More time needs to pass to be more certain, but I’ll venture the following estimates based on my own impression, social media fervor, and limited polling. Continue reading Democratic Nominees After The First Debate
My FBFF E. Jean Carroll has a new book coming out, What Do We Need Men For? A Modest Proposal. You’ve heard about her, and the book, and related matters because Donald Trump’s apparent first degree rape of Ms. Carroll, several years ago, is in the news today, and for a story about Trump to vie for bigness among all the other stories, let alone being noticed at all, it must be amazing. Continue reading What do we need men for? Including Donald Trump?

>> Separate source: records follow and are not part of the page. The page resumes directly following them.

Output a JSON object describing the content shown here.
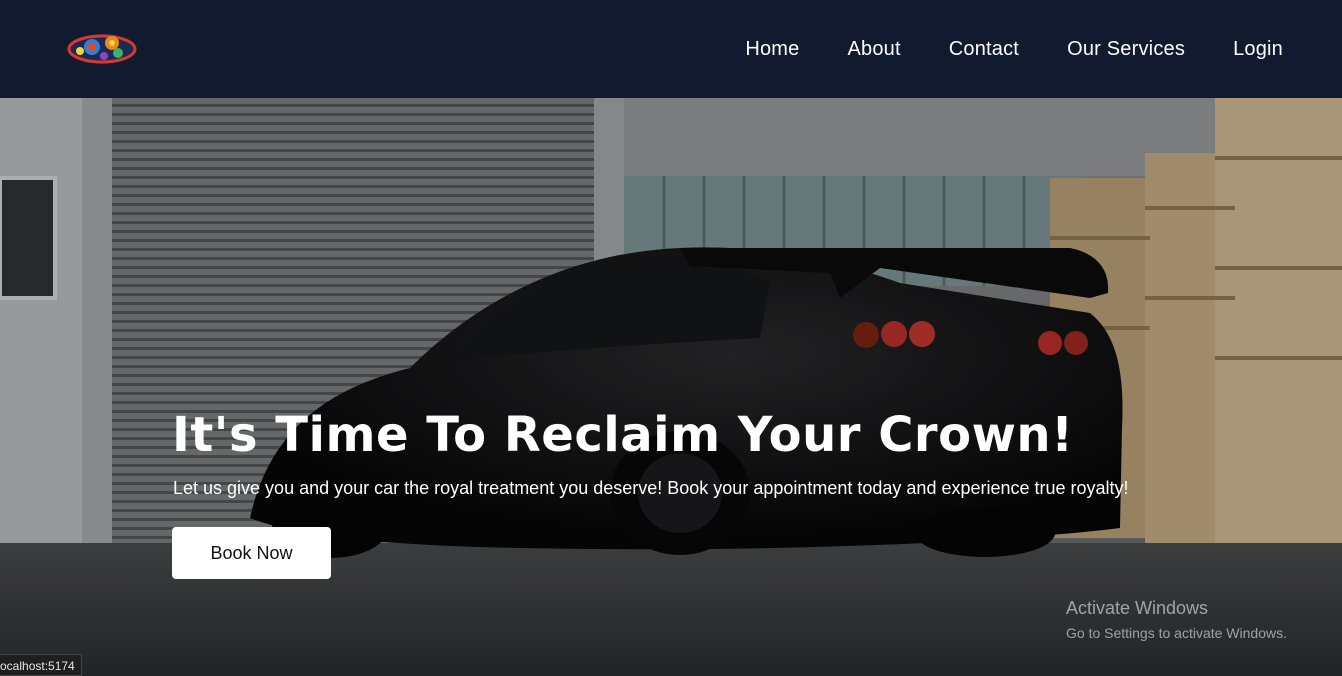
{
  "nav": {
    "links": [
      {
        "label": "Home"
      },
      {
        "label": "About"
      },
      {
        "label": "Contact"
      },
      {
        "label": "Our Services"
      },
      {
        "label": "Login"
      }
    ]
  },
  "hero": {
    "title": "It's Time To Reclaim Your Crown!",
    "subtitle": "Let us give you and your car the royal treatment you deserve! Book your appointment today and experience true royalty!",
    "cta_label": "Book Now",
    "image": "black sports car in warehouse"
  },
  "watermark": {
    "title": "Activate Windows",
    "subtitle": "Go to Settings to activate Windows."
  },
  "status_bar": {
    "url": "ocalhost:5174"
  },
  "colors": {
    "nav_bg": "#111a2e",
    "button_bg": "#ffffff",
    "text": "#ffffff"
  }
}
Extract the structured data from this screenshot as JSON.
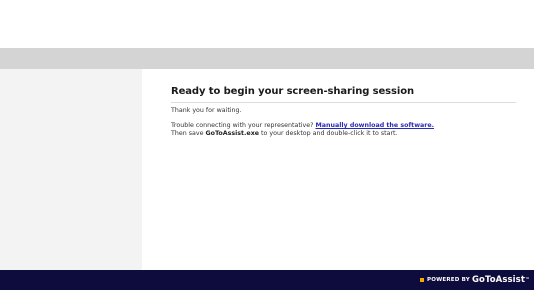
{
  "main": {
    "heading": "Ready to begin your screen-sharing session",
    "waiting_text": "Thank you for waiting.",
    "trouble_text": "Trouble connecting with your representative?",
    "download_link": "Manually download the software.",
    "save_prefix": "Then save",
    "save_filename": "GoToAssist.exe",
    "save_suffix": "to your desktop and double-click it to start."
  },
  "footer": {
    "powered_by": "POWERED BY",
    "brand": "GoToAssist",
    "trademark": "™"
  },
  "colors": {
    "band": "#d4d4d4",
    "sidebar": "#f3f3f3",
    "footer": "#0e0c3c",
    "link": "#2a2ab8",
    "bullet": "#f2a900"
  }
}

Right now there are only three candidates in the race. Biden is in first place, and Warren and Sanders share second place. Biden’s numbers have been steadily dropping, but I suspect he will experience a more dramatic drop over the next polling cycle or two. Sanders’ have been slowly dropping, and Warren’s numbers are going up at a somewhat faster rate than Sanders have been going down. In the chart below you can see them close to convergence in about 20 days now, given current trends.
Of course, the debate will shake all this up and possibly add or remove individuals from this top three spot.
She closed the gate. Or did she?
The kindest interpretation, and I think rather accurate, of what was going on in the back of Vice President Biden’s head when he made his recent controversial comments, is this, IMHO:
Continue reading What Joe Biden should have said…
In THIS poll, Warren, passes Sanders in new poll. In the all that apply question: Which candidate or candidates are you considering voting for in the Democratic Presidential primary or caucus in your state in 2020? (Select all that apply) Continue reading It’s Biden, Sanders, Warren, no wait, Warren pulls ahead by a nose…
Language Myths, Mysteries and Magic by Karen Stollznow is a great book despite the lack of an Oxford Comma in the title. Continue reading Language Myths, Mysteries and Magic